The five level top house dome was completed with special attention paid to the revolving restaurant level and Observation Deck. The top house was balanced so perfectly that the restaurant rotated with just a one horsepower electric motor. In keeping with the Century 21 theme, the final coats of paint were dubbed Astronaut White for the legs, Orbital Olive for the core, Re-entry Red for the halo and Galaxy Gold for the sunburst and pagoda roof. The 605-foot tall Space Needle was completed in December 1961 and officially opened a mere four months later on the first day of the World's Fair, April 21, 1962.
The Space Needle's elevators were the last pieces to arrive before the opening, the last one just one day before the fair opened. New, computerized elevators were installed in 1993. The elevators travel 10 mph, 14 feet per second, 800 feet per minute, or as fast as a raindrop falls to earth. In fact, a snowflake falls at 3 mph, so in an elevator during a snowstorm it appears to be snowing up.
Storms occasionally force closure of the Space Needle, as they did for the Columbus Day storm of 1962 and the "Inauguration Day?storm of 1993 when winds reached 90 miles per hour. The Needle is built to withstand a wind velocity of 200 miles per hour. The Space Needle has withstood several tremors, too, including a 2001 earthquake measuring 6.8 on the Richter scale. The tallest building west of the Mississippi River when it was built, the Space Needle has double the 1962 building code requirements, enabling the structure to withstand even greater jolts.

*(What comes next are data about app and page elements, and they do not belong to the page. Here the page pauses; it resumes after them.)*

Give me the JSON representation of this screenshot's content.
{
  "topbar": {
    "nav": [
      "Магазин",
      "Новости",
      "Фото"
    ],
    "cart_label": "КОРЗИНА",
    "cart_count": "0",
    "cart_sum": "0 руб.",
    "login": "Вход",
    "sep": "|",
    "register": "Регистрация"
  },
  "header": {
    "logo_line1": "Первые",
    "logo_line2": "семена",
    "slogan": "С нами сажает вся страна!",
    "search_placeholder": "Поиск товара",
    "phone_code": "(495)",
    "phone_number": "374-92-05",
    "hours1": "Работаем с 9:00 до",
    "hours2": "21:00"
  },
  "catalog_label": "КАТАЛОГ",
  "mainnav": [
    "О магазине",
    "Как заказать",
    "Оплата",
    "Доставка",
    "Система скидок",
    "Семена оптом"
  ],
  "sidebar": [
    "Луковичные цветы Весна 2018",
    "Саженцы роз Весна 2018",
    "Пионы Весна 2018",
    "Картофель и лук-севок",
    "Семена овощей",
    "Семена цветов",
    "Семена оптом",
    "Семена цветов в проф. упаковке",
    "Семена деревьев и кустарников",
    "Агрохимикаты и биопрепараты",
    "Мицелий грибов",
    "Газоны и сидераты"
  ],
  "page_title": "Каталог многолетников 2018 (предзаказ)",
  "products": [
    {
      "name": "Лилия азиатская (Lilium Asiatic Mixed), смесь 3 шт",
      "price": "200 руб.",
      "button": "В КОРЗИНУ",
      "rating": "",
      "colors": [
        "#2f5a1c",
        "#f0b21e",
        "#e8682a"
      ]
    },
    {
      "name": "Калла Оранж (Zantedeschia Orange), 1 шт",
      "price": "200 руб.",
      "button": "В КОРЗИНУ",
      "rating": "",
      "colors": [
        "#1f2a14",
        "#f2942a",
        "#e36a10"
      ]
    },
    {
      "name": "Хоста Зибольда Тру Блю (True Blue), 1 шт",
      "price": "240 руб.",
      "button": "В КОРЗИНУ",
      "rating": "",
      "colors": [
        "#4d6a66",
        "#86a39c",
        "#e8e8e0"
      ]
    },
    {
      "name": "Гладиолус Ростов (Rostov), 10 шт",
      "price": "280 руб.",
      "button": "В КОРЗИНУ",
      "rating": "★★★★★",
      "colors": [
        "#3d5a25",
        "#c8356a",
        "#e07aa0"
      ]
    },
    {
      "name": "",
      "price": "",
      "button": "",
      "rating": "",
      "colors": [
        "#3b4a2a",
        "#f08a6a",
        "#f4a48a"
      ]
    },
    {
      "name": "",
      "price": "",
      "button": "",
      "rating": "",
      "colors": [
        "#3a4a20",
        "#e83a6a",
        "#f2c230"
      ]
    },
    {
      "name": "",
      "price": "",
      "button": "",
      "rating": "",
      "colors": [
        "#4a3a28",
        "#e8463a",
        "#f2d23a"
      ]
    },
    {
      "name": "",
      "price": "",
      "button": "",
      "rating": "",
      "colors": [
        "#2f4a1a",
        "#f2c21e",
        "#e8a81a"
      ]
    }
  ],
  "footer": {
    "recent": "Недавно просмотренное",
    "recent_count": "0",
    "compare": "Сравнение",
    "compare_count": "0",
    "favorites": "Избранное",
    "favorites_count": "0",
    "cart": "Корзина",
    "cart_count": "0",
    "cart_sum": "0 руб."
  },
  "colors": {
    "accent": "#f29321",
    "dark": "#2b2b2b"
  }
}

The Space Needle was built for just $4.5 million, and has had its share of milestones, including numerous weddings and a jump by six parachutists. During the World's Fair, nearly 20,000 people a day traveled to the top. The Space Needle hosted over 2.3 million visitors during the Fair and is still, nearly 40 years later, Seattle's number one tourist destination.

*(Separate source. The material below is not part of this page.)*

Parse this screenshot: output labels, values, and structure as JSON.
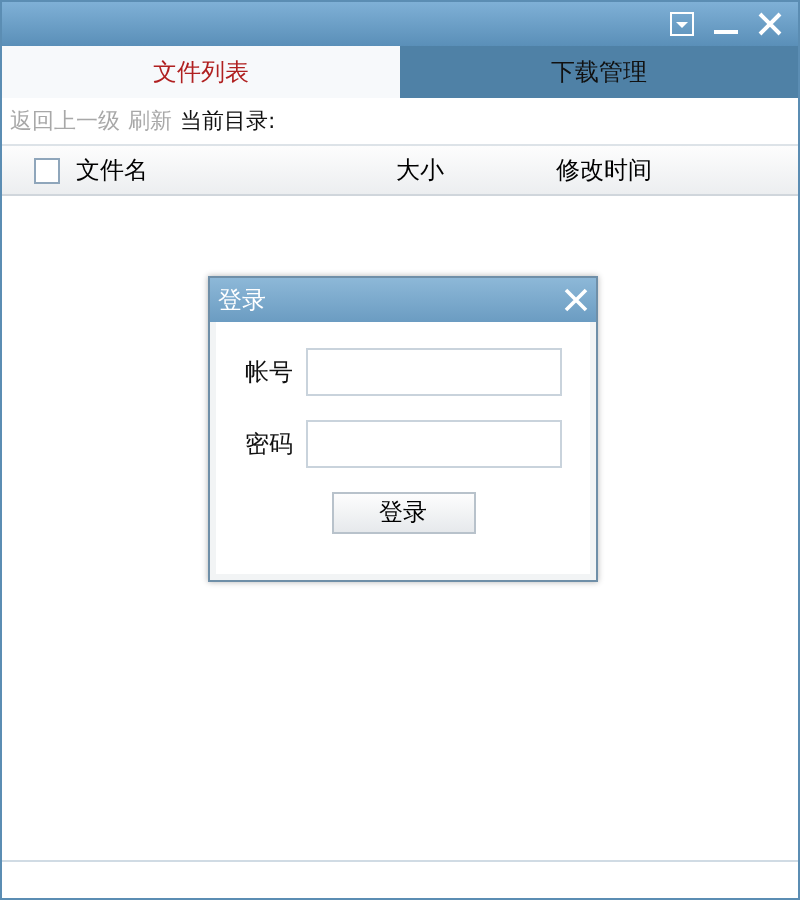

In 2000, the Space Needle completed a $20 million revitalization. The year long project included construction of the Pavilion Level, SpaceBase retail store, SkyCity restaurant, O Deck overhaul, exterior lighting additions, Legacy Light installations, exterior painting and more.